• Source data
________________

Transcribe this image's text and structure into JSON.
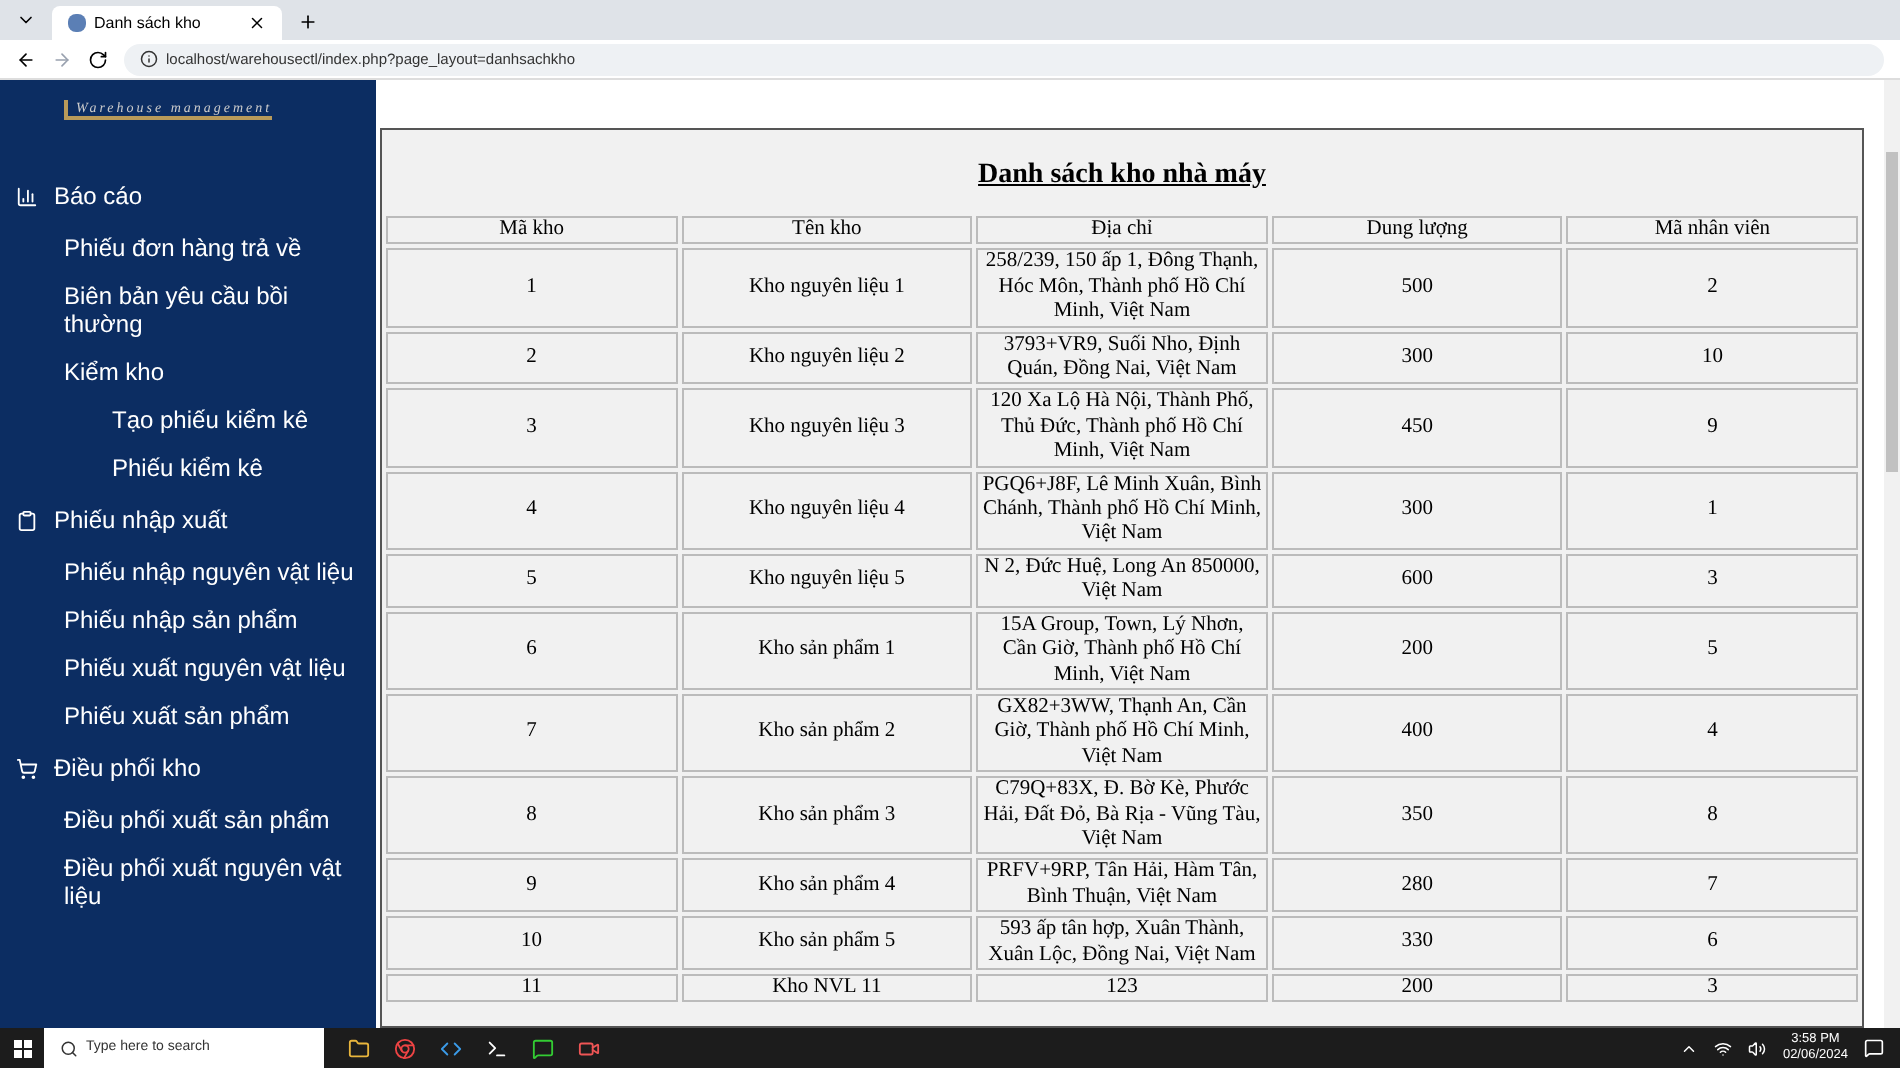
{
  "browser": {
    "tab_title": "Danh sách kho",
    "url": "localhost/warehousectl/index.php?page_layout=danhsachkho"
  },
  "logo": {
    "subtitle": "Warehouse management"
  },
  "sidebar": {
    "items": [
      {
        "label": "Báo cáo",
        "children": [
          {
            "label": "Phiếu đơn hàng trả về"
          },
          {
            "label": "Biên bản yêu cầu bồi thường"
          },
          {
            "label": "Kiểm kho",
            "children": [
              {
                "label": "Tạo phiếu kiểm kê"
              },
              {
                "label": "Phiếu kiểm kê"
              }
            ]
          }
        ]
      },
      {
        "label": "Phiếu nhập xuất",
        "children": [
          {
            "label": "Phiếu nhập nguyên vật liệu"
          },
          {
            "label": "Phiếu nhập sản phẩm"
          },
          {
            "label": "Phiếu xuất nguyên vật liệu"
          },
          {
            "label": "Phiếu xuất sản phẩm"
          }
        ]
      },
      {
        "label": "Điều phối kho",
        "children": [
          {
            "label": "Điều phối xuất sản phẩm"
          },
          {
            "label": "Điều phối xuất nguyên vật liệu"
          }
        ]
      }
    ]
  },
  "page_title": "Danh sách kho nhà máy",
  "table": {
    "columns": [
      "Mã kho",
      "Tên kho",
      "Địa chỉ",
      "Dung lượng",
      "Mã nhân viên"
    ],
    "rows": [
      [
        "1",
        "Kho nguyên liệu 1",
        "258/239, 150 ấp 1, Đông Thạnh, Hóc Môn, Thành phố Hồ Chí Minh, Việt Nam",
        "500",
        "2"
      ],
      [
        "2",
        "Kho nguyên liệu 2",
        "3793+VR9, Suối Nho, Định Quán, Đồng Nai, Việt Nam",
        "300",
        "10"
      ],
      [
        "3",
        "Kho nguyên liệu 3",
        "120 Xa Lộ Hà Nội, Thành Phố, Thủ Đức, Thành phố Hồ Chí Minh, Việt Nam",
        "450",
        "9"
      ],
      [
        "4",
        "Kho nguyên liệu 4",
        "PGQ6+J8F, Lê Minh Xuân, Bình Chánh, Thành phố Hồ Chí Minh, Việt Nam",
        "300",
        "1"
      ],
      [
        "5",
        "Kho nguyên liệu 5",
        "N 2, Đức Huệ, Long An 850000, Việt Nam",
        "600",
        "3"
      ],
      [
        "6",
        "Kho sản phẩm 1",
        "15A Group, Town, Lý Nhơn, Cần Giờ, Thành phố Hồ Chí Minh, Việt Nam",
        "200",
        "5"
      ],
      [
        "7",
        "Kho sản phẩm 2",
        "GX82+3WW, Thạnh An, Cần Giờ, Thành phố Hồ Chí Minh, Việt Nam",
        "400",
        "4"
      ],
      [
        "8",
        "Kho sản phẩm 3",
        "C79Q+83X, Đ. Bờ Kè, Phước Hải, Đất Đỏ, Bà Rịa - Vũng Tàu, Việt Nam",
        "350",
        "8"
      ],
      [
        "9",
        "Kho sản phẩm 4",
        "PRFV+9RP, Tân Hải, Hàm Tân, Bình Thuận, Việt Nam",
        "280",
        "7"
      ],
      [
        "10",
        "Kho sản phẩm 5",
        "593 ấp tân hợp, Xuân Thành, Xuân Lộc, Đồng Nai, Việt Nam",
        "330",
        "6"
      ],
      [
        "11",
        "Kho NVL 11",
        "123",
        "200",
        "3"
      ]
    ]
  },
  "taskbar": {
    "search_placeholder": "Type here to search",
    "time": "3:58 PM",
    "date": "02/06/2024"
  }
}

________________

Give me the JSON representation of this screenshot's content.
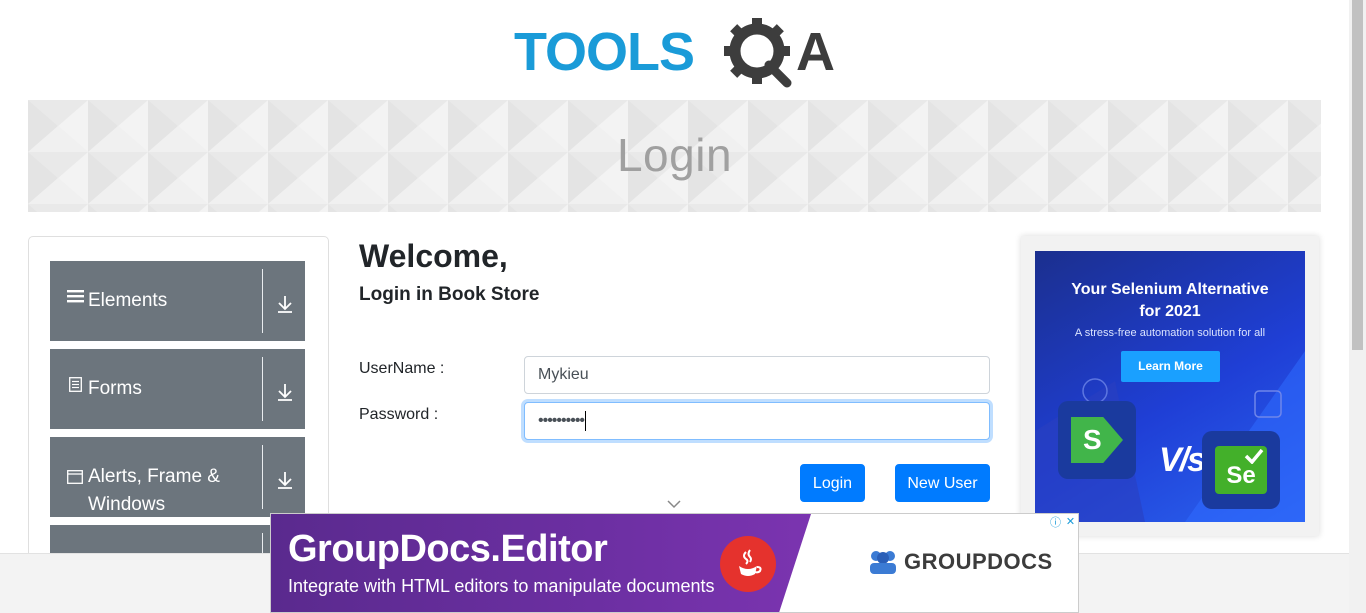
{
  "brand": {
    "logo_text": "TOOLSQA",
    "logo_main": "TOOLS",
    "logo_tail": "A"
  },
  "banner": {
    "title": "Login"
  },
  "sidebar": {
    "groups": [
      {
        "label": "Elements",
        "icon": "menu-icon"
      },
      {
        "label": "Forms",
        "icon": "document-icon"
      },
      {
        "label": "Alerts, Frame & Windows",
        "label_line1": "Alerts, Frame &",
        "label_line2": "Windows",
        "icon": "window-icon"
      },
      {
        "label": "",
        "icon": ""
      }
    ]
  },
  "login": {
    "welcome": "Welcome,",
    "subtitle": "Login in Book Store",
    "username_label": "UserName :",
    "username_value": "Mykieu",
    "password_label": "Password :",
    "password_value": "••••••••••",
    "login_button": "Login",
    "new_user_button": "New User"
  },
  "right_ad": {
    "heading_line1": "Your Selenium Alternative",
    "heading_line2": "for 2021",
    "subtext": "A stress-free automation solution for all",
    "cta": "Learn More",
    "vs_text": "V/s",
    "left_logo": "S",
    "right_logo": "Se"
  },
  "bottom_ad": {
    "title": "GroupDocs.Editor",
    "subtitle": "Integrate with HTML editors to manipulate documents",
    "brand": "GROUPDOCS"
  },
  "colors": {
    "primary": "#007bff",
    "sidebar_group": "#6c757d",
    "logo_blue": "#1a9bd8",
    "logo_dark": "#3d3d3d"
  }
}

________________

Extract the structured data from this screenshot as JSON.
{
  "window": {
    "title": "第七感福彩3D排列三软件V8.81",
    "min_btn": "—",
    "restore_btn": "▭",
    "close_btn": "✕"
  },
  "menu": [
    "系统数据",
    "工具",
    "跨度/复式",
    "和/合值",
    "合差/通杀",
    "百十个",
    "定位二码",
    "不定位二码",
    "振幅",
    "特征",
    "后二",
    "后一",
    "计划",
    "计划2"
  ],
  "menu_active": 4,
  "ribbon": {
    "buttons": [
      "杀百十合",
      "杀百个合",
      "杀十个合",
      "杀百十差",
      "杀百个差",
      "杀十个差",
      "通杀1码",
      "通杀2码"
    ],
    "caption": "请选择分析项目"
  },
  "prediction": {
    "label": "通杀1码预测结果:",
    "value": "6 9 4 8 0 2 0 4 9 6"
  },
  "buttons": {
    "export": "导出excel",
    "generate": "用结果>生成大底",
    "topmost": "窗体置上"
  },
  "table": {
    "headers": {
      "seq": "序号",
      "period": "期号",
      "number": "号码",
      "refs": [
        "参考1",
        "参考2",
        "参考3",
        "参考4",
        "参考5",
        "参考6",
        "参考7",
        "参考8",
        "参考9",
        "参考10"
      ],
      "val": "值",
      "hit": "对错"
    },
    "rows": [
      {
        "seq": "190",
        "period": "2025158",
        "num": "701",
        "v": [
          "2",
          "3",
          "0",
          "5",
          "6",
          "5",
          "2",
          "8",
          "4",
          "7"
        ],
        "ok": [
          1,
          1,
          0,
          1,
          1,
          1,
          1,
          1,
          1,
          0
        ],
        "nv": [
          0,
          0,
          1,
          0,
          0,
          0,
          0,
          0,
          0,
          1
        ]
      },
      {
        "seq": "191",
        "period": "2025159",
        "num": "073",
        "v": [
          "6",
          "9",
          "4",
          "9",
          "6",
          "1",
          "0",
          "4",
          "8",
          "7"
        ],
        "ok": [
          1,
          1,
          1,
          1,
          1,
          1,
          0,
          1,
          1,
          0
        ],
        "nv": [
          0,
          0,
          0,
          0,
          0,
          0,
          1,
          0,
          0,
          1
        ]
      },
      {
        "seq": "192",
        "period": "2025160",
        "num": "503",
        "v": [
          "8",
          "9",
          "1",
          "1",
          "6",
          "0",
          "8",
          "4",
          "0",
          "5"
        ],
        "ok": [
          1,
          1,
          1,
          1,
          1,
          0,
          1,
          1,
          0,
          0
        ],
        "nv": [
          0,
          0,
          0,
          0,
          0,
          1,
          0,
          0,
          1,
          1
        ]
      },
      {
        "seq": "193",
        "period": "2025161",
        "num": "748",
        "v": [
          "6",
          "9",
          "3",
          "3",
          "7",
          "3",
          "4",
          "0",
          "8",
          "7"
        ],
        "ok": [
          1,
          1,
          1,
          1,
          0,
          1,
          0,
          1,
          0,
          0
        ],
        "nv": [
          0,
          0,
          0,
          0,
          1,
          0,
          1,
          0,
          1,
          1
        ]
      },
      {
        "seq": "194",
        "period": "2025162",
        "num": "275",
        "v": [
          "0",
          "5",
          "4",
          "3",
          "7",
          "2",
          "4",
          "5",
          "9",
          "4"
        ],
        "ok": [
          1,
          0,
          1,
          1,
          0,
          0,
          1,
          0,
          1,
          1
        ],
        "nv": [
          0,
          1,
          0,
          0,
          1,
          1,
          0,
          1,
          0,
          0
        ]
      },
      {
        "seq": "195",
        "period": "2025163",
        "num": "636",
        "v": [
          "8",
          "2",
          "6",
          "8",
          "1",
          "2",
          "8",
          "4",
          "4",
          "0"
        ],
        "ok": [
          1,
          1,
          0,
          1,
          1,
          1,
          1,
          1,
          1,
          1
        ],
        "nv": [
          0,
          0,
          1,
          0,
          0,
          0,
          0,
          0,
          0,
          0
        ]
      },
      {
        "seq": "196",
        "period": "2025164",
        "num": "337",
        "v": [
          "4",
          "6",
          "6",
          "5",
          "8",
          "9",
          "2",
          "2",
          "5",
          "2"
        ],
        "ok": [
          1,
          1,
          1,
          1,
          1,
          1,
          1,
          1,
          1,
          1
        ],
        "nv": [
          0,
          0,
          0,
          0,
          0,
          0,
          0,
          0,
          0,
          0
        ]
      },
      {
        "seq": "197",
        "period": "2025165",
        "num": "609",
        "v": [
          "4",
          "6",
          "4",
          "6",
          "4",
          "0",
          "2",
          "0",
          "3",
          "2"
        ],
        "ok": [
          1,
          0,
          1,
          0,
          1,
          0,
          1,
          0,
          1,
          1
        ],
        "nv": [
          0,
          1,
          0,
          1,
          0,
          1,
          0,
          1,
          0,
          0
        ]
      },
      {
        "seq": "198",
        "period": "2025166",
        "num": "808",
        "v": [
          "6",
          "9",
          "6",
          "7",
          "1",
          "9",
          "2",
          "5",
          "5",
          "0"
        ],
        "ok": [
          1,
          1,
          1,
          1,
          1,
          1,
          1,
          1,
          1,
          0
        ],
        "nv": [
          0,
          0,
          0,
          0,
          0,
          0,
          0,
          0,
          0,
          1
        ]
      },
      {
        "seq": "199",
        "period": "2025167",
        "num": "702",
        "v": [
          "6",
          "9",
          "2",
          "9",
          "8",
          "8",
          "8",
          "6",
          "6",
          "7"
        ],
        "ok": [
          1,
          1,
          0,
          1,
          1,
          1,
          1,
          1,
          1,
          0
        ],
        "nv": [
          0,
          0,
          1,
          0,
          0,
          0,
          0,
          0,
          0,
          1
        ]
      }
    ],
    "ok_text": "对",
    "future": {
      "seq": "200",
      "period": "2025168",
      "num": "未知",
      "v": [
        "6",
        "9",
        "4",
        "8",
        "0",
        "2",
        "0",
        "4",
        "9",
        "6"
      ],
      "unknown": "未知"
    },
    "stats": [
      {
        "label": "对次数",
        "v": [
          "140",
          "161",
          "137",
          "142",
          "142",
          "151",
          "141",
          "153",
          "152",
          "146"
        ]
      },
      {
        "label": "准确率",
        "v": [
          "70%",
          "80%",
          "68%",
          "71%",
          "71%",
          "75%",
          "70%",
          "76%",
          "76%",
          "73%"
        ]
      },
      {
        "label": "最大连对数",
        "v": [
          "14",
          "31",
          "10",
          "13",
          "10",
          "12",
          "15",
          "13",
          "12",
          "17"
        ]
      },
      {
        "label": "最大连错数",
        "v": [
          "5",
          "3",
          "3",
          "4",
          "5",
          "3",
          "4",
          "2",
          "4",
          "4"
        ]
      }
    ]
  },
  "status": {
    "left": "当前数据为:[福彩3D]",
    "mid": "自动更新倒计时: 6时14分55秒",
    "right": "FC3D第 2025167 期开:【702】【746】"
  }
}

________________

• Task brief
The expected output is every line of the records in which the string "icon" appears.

• Exercise response
        "icon": "menu-icon"
        "icon": "document-icon"
        "icon": "window-icon"
        "icon": ""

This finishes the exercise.